| Description of the task |
Down to the final line, write out the material beneath exactly, without pictures.

.....

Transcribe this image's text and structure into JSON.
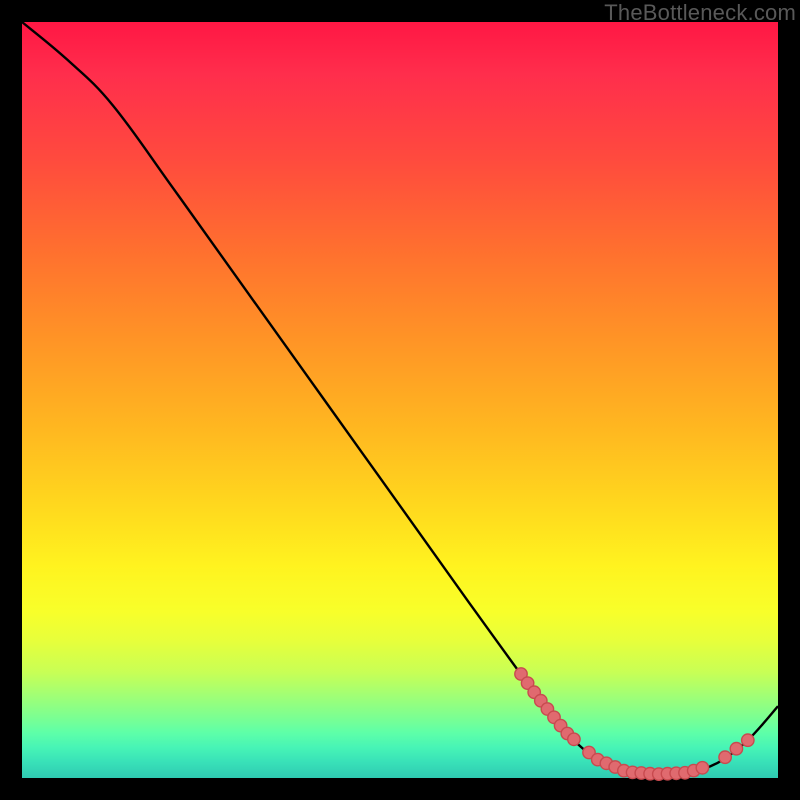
{
  "watermark": "TheBottleneck.com",
  "colors": {
    "page_bg": "#000000",
    "gradient_top": "#ff1744",
    "gradient_mid": "#fff31f",
    "gradient_bottom": "#2fcab2",
    "curve": "#000000",
    "dot_fill": "#e06a6f",
    "dot_stroke": "#c84a4f",
    "watermark": "#595959"
  },
  "chart_data": {
    "type": "line",
    "title": "",
    "xlabel": "",
    "ylabel": "",
    "x_range": [
      0,
      100
    ],
    "y_range": [
      0,
      100
    ],
    "curve": [
      {
        "x": 0,
        "y": 100
      },
      {
        "x": 6,
        "y": 95
      },
      {
        "x": 12,
        "y": 89
      },
      {
        "x": 20,
        "y": 78
      },
      {
        "x": 30,
        "y": 64
      },
      {
        "x": 40,
        "y": 50
      },
      {
        "x": 50,
        "y": 36
      },
      {
        "x": 60,
        "y": 22
      },
      {
        "x": 68,
        "y": 11
      },
      {
        "x": 72,
        "y": 6
      },
      {
        "x": 76,
        "y": 2.5
      },
      {
        "x": 80,
        "y": 0.8
      },
      {
        "x": 84,
        "y": 0.5
      },
      {
        "x": 88,
        "y": 0.7
      },
      {
        "x": 92,
        "y": 2
      },
      {
        "x": 96,
        "y": 5
      },
      {
        "x": 100,
        "y": 9.5
      }
    ],
    "dot_clusters": [
      {
        "range_x": [
          66,
          73
        ],
        "count": 9,
        "y_center": 9
      },
      {
        "range_x": [
          75,
          90
        ],
        "count": 14,
        "y_center": 0.8
      },
      {
        "range_x": [
          93,
          96
        ],
        "count": 3,
        "y_center": 3.5
      }
    ],
    "curve_minimum": {
      "x": 84,
      "y": 0.5
    }
  }
}
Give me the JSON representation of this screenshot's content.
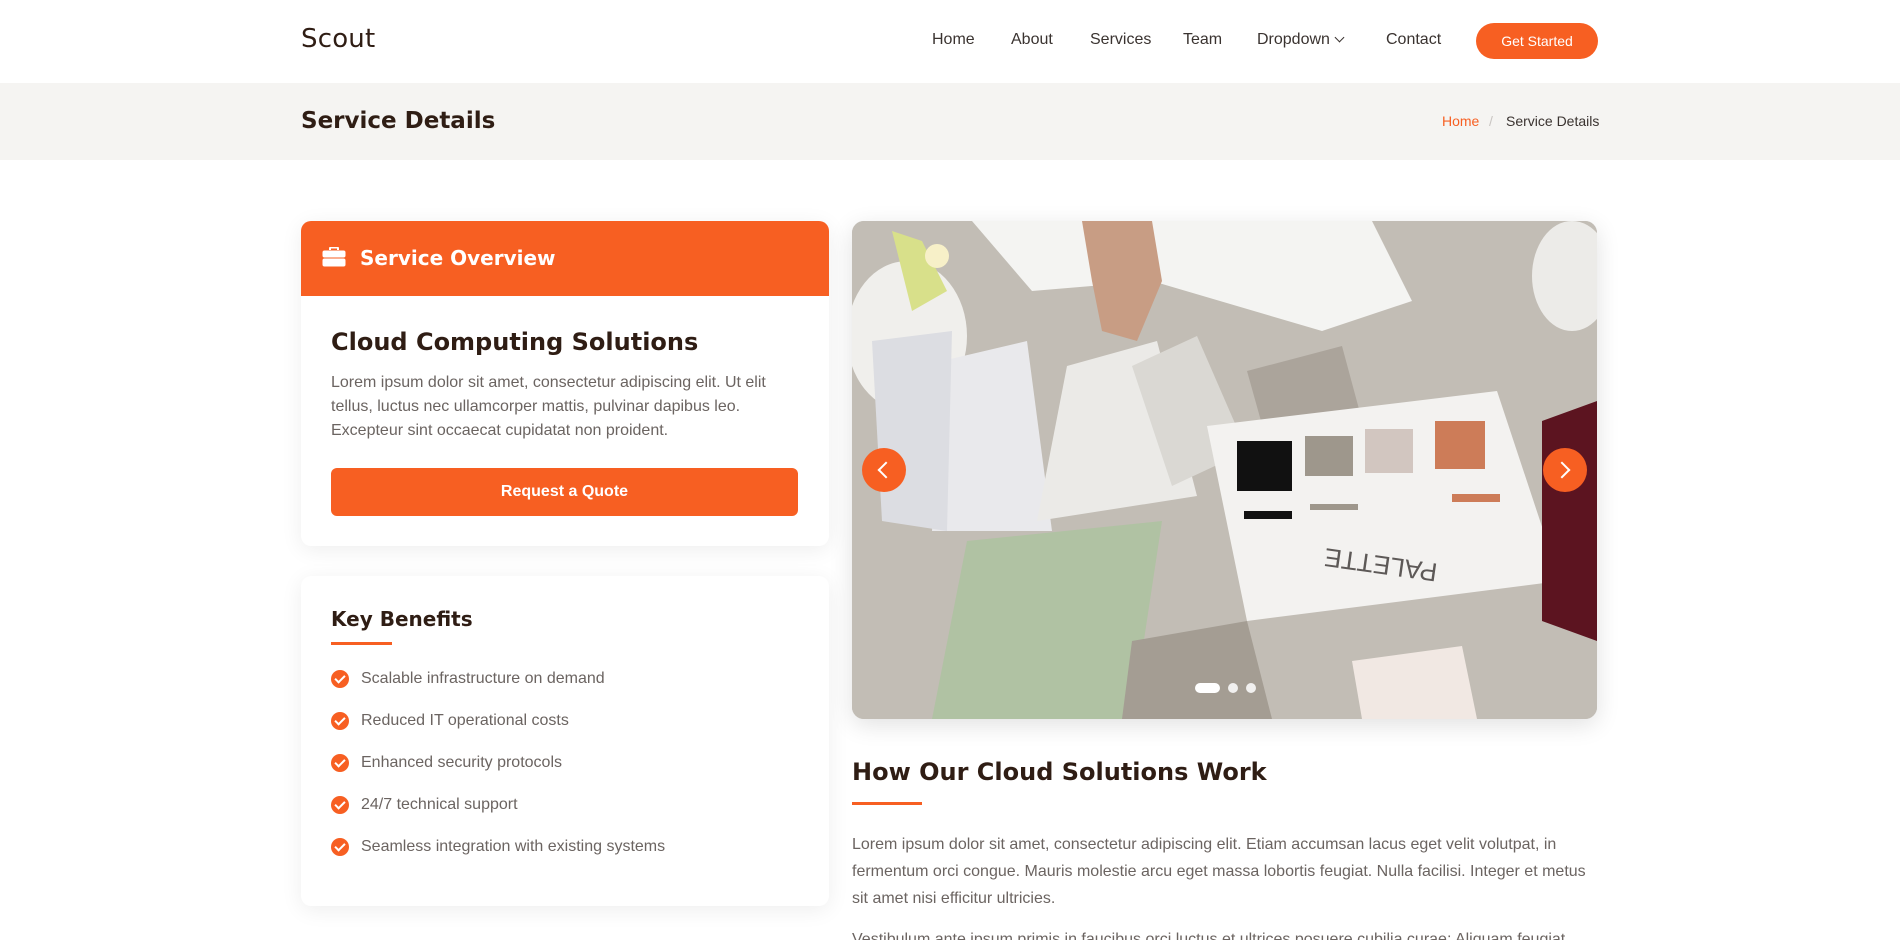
{
  "brand": {
    "logo_text": "Scout",
    "accent_color": "#f75f22"
  },
  "nav": {
    "items": [
      "Home",
      "About",
      "Services",
      "Team",
      "Dropdown",
      "Contact"
    ],
    "cta_label": "Get Started"
  },
  "page": {
    "title": "Service Details",
    "breadcrumb": {
      "home": "Home",
      "separator": "/",
      "current": "Service Details"
    }
  },
  "overview": {
    "header": "Service Overview",
    "header_icon": "briefcase-icon",
    "service_name": "Cloud Computing Solutions",
    "description": "Lorem ipsum dolor sit amet, consectetur adipiscing elit. Ut elit tellus, luctus nec ullamcorper mattis, pulvinar dapibus leo. Excepteur sint occaecat cupidatat non proident.",
    "button_label": "Request a Quote"
  },
  "benefits": {
    "title": "Key Benefits",
    "items": [
      "Scalable infrastructure on demand",
      "Reduced IT operational costs",
      "Enhanced security protocols",
      "24/7 technical support",
      "Seamless integration with existing systems"
    ]
  },
  "carousel": {
    "image_label": "PALETTE",
    "slide_count": 3,
    "active_slide": 1,
    "prev_icon": "chevron-left-icon",
    "next_icon": "chevron-right-icon"
  },
  "article": {
    "title": "How Our Cloud Solutions Work",
    "paragraph1": "Lorem ipsum dolor sit amet, consectetur adipiscing elit. Etiam accumsan lacus eget velit volutpat, in fermentum orci congue. Mauris molestie arcu eget massa lobortis feugiat. Nulla facilisi. Integer et metus sit amet nisi efficitur ultricies.",
    "paragraph2": "Vestibulum ante ipsum primis in faucibus orci luctus et ultrices posuere cubilia curae; Aliquam feugiat"
  }
}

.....

| Exercise result |
Transcribe this image's text and structure into JSON.
{
  "watermark": "TheBottleneck.com",
  "colors": {
    "page_bg": "#000000",
    "gradient_top": "#ff1744",
    "gradient_mid": "#fff31f",
    "gradient_bottom": "#2fcab2",
    "curve": "#000000",
    "dot_fill": "#e06a6f",
    "dot_stroke": "#c84a4f",
    "watermark": "#595959"
  },
  "chart_data": {
    "type": "line",
    "title": "",
    "xlabel": "",
    "ylabel": "",
    "x_range": [
      0,
      100
    ],
    "y_range": [
      0,
      100
    ],
    "curve": [
      {
        "x": 0,
        "y": 100
      },
      {
        "x": 6,
        "y": 95
      },
      {
        "x": 12,
        "y": 89
      },
      {
        "x": 20,
        "y": 78
      },
      {
        "x": 30,
        "y": 64
      },
      {
        "x": 40,
        "y": 50
      },
      {
        "x": 50,
        "y": 36
      },
      {
        "x": 60,
        "y": 22
      },
      {
        "x": 68,
        "y": 11
      },
      {
        "x": 72,
        "y": 6
      },
      {
        "x": 76,
        "y": 2.5
      },
      {
        "x": 80,
        "y": 0.8
      },
      {
        "x": 84,
        "y": 0.5
      },
      {
        "x": 88,
        "y": 0.7
      },
      {
        "x": 92,
        "y": 2
      },
      {
        "x": 96,
        "y": 5
      },
      {
        "x": 100,
        "y": 9.5
      }
    ],
    "dot_clusters": [
      {
        "range_x": [
          66,
          73
        ],
        "count": 9,
        "y_center": 9
      },
      {
        "range_x": [
          75,
          90
        ],
        "count": 14,
        "y_center": 0.8
      },
      {
        "range_x": [
          93,
          96
        ],
        "count": 3,
        "y_center": 3.5
      }
    ],
    "curve_minimum": {
      "x": 84,
      "y": 0.5
    }
  }
}
Give me the JSON representation of this screenshot's content.
{
  "brand": {
    "logo_text": "Scout",
    "accent_color": "#f75f22"
  },
  "nav": {
    "items": [
      "Home",
      "About",
      "Services",
      "Team",
      "Dropdown",
      "Contact"
    ],
    "cta_label": "Get Started"
  },
  "page": {
    "title": "Service Details",
    "breadcrumb": {
      "home": "Home",
      "separator": "/",
      "current": "Service Details"
    }
  },
  "overview": {
    "header": "Service Overview",
    "header_icon": "briefcase-icon",
    "service_name": "Cloud Computing Solutions",
    "description": "Lorem ipsum dolor sit amet, consectetur adipiscing elit. Ut elit tellus, luctus nec ullamcorper mattis, pulvinar dapibus leo. Excepteur sint occaecat cupidatat non proident.",
    "button_label": "Request a Quote"
  },
  "benefits": {
    "title": "Key Benefits",
    "items": [
      "Scalable infrastructure on demand",
      "Reduced IT operational costs",
      "Enhanced security protocols",
      "24/7 technical support",
      "Seamless integration with existing systems"
    ]
  },
  "carousel": {
    "image_label": "PALETTE",
    "slide_count": 3,
    "active_slide": 1,
    "prev_icon": "chevron-left-icon",
    "next_icon": "chevron-right-icon"
  },
  "article": {
    "title": "How Our Cloud Solutions Work",
    "paragraph1": "Lorem ipsum dolor sit amet, consectetur adipiscing elit. Etiam accumsan lacus eget velit volutpat, in fermentum orci congue. Mauris molestie arcu eget massa lobortis feugiat. Nulla facilisi. Integer et metus sit amet nisi efficitur ultricies.",
    "paragraph2": "Vestibulum ante ipsum primis in faucibus orci luctus et ultrices posuere cubilia curae; Aliquam feugiat"
  }
}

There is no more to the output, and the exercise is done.